"The finding that crime rates are essentially unchanged means that a 'Ferguson effect' cannot be be singled out as the driving factor of any increase in crime,“ said the study’s lead author David Pyrooz of the University of Colorado-Boulder.
Barry Latzer, an emeritus professor at John Jay College of Criminal Justice, CUNY and author of The Rise and Fall of Violent Crime in America (perhaps the most comprehensive book on the topic), addressed this last month on The Diane Rehm Show. Latzer is by no means a pure, left-leaning liberal. Yet, when he was asked about the “Ferguson Effect” on the show he said, “I’ve seen no evidence of this at all.”
I looked at violent crime in the 10 biggest cities in the United States, homicide in particular, from 2010 to 2015, and I looked at all the data for 2015. The FBI only has the first half of the year. I did not find any increase. The total homicides for the top 10 cities were about 2,229 in 2010, and in 2015, they were 1,878. So there's no trend upward in violent crime. However, in some cities, obviously there is an uptick, and those cities could be a harbinger and may not be. We don't have enough data for a trend yet.
… There was a study that just showed that crime rose —was low before the Ferguson incident and then rose afterwards. That's not sufficient to prove that there's a Ferguson effect.
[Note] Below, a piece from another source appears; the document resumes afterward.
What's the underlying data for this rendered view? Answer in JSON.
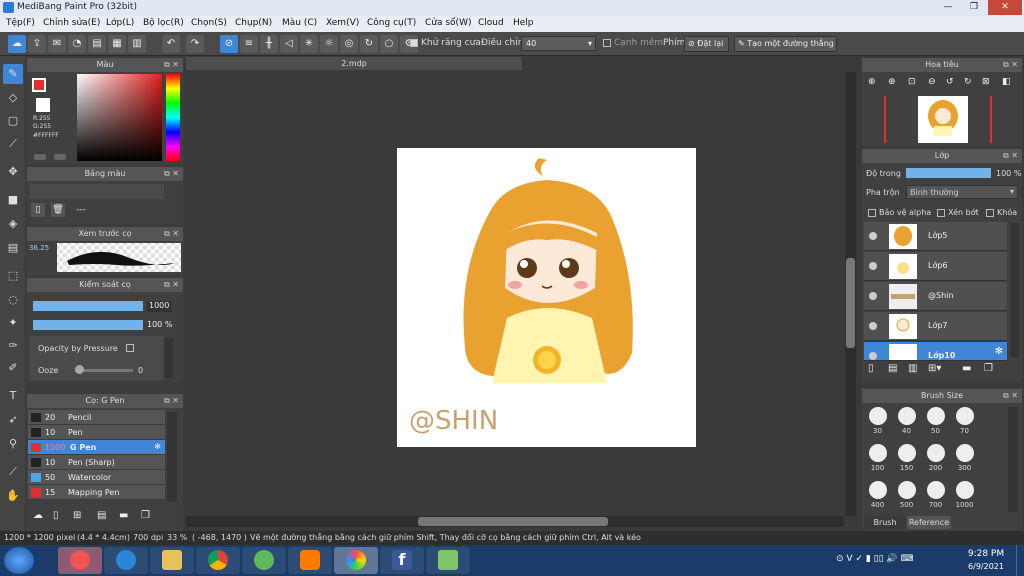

If the word “Ferguson” was permanently and exclusively attached back to its original meaning, we might find evidence of an “effect” when it comes to a number of recent, inspiring events: the bringing down of Confederate monuments, the ousting of Chicago’s police chief, or the recent Chicago protests that forced Donald Trump to cancel a rally. Such events are more fitting of the “Ferguson Effect” tag, and they’re things that Black Lives Matter activists actually had a hand in. Anyone who tries to steal “Ferguson” to tie its meaning to rising crime is simply trying to distract people from the real, progressive effect that organizing since Ferguson has had on society.